On simplistic terms, one could argue that everything taking place in a synthetic world is information practice, as it inevitably takes places within, or in relation to, a world that consists of computer code. Such an interpretation, however, would sell short not only the ecological information environments of digital realms, but all of information practices as a phenomenon as well. Therefore, we must look into the way not only systems of human-computer interaction, but also interpersonal communication, the use of information control, and the desired balance between knowing too much and knowing too little, affect one’s experiences. In synthetic worlds, we can find exceptional examples of how the uses of information retrieval systems and social information practices are connected.
The fact that information is used as a building block of both symbolic and activity-oriented capital, can be shared while losing little of its value, and is used as transactional currency, demands further research. As people increasingly move online for both their commerce and their leisure, and take both often very seriously, information research needs to follow them and learn how they adapt their practices to those new information environments. We suggest two next logical steps. The first of these are empirical studies, following the rare few that currently exist, on how exactly people seek, share, withhold - and sometimes misrepresent - information in synthetic worlds, in order to gain symbolic capital, access to more content, entertainment and so forth. That line would also be of much benefit to the research of things such as internet trolling and cyberbullying, not just leisure games and virtual economies.
The second very important line is the study of how information practices in synthetic worlds differ not just from the real world, but also from other online spaces such as forums, blogs and discussion groups. By taking into account the systemic and practice traits of synthetic worlds presented here, both information research and the study of human-computer interaction, as well as virtual world economies, will be better able to understand the roots of why behavior in such spaces differs from the real world.
The authors wish to thank Olle Sköld for his insightful and constructive comments on the manuscript.
About the authors
J. Tuomas Harviainen (M.Th., Ph.D.) works as a Chief Information Specialist for the Vantaa City Library. He holds a doctorate in information studies and interactive media (2012) from the University of Tampere, Finland. Harviainen edits the International Journal of Role-Playing. He can be contacted at email@example.com.

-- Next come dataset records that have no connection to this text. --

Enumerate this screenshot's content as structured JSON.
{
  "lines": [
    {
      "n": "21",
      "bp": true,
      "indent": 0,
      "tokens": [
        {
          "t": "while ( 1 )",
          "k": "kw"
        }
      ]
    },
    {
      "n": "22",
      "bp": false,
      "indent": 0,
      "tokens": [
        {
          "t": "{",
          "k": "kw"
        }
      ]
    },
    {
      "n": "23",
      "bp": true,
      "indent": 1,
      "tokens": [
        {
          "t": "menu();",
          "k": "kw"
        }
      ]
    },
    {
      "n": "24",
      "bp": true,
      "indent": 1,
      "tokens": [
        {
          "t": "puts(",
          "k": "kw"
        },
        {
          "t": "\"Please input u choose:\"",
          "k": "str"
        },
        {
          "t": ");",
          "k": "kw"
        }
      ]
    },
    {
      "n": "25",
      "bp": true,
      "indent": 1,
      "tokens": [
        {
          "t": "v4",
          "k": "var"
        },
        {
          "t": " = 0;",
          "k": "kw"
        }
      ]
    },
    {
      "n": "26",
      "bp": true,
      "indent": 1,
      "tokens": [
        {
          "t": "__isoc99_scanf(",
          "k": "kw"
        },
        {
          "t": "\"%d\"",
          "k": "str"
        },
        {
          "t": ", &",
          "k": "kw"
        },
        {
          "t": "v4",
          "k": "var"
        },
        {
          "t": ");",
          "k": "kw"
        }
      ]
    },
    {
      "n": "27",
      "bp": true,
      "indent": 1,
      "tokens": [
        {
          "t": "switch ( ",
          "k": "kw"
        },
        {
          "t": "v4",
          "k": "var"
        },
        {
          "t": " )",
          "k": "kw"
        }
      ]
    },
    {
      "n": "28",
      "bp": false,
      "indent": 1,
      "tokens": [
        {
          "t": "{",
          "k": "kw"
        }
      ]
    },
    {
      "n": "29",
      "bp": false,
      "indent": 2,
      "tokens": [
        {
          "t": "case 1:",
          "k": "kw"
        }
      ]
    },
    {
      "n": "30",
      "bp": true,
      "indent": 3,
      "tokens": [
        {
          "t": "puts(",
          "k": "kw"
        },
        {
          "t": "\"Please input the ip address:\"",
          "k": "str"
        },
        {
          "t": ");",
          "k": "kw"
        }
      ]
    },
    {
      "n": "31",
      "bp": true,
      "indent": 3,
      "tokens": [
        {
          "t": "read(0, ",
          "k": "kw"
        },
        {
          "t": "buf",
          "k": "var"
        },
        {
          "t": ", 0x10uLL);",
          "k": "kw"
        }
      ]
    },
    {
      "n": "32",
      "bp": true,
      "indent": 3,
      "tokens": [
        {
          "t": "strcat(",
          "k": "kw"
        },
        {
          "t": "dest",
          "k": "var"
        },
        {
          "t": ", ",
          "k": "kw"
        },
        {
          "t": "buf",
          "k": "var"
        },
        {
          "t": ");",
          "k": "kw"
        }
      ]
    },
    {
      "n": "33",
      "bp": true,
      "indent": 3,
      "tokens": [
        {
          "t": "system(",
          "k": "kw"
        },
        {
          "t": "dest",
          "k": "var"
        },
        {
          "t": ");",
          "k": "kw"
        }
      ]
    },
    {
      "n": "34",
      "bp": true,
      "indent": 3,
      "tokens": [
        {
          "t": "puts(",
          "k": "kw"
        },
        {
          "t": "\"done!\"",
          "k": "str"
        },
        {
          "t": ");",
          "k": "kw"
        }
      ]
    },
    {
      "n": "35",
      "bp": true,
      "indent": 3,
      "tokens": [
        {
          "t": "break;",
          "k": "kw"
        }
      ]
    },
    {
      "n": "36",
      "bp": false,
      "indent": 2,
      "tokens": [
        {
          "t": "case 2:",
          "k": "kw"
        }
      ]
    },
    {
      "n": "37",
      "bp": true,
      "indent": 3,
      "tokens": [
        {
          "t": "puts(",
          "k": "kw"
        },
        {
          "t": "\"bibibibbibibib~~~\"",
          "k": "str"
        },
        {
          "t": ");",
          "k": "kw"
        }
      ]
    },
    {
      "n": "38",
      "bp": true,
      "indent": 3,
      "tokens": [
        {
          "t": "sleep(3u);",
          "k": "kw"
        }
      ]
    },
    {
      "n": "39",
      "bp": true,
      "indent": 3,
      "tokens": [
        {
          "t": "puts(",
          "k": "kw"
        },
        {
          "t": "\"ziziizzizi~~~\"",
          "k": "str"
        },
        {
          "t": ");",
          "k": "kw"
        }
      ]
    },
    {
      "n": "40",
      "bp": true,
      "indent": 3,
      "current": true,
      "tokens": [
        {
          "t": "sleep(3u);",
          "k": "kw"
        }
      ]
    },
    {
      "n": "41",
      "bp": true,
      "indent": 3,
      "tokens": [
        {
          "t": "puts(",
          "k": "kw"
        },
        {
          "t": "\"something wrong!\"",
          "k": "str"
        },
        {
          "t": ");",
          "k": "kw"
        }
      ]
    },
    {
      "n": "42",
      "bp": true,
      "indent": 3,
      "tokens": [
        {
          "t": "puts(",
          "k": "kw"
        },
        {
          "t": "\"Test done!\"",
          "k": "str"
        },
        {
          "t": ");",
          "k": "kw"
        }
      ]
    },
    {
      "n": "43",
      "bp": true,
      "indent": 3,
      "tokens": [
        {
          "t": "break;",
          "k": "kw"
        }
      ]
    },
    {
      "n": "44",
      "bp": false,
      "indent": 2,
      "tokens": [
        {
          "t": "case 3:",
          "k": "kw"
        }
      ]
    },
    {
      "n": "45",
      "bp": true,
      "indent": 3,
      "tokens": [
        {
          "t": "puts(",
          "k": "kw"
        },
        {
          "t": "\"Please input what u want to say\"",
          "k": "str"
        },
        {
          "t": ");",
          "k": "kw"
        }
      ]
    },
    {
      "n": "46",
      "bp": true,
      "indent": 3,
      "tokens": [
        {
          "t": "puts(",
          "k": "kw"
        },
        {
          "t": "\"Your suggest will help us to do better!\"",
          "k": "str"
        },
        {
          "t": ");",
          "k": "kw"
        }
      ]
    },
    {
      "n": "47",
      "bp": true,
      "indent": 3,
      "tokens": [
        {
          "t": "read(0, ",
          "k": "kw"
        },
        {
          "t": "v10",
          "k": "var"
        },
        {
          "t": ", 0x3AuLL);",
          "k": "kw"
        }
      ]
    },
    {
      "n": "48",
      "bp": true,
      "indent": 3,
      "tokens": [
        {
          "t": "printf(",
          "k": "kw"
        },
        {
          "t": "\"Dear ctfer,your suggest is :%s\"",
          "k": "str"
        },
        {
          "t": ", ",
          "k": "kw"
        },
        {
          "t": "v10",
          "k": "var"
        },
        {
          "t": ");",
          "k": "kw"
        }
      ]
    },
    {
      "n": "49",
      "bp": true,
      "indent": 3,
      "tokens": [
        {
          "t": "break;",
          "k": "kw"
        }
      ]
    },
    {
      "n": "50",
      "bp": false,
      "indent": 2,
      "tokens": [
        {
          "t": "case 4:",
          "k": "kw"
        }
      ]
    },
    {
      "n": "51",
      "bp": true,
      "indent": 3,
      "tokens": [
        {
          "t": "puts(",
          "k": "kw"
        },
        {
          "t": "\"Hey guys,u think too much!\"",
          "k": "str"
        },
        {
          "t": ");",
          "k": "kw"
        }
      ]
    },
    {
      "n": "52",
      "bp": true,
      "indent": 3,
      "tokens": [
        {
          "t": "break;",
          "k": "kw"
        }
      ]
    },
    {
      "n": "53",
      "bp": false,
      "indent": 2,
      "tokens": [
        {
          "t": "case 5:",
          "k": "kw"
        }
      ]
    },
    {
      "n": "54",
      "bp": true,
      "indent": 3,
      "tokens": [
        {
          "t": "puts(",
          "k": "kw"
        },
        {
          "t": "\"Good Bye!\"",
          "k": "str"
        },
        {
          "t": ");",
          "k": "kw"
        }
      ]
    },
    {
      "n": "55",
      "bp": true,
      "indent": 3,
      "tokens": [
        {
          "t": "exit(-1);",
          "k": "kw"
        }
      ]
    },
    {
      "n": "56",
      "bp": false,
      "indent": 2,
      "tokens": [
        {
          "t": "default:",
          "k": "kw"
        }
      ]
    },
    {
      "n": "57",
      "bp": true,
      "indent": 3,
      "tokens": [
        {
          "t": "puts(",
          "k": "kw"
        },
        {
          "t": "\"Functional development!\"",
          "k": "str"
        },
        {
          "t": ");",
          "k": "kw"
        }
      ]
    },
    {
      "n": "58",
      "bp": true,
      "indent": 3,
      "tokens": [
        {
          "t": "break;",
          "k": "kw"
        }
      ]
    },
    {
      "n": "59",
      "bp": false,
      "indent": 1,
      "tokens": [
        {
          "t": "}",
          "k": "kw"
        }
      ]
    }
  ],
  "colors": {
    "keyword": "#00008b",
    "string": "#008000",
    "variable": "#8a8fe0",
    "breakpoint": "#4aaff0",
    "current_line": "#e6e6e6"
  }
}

Reijo Savolainen (PhD, 1989, University of Tampere, Finland) is currently Professor at the School of Information Sciences, University of Tampere, Finland. He can be contacted at firstname.lastname@example.org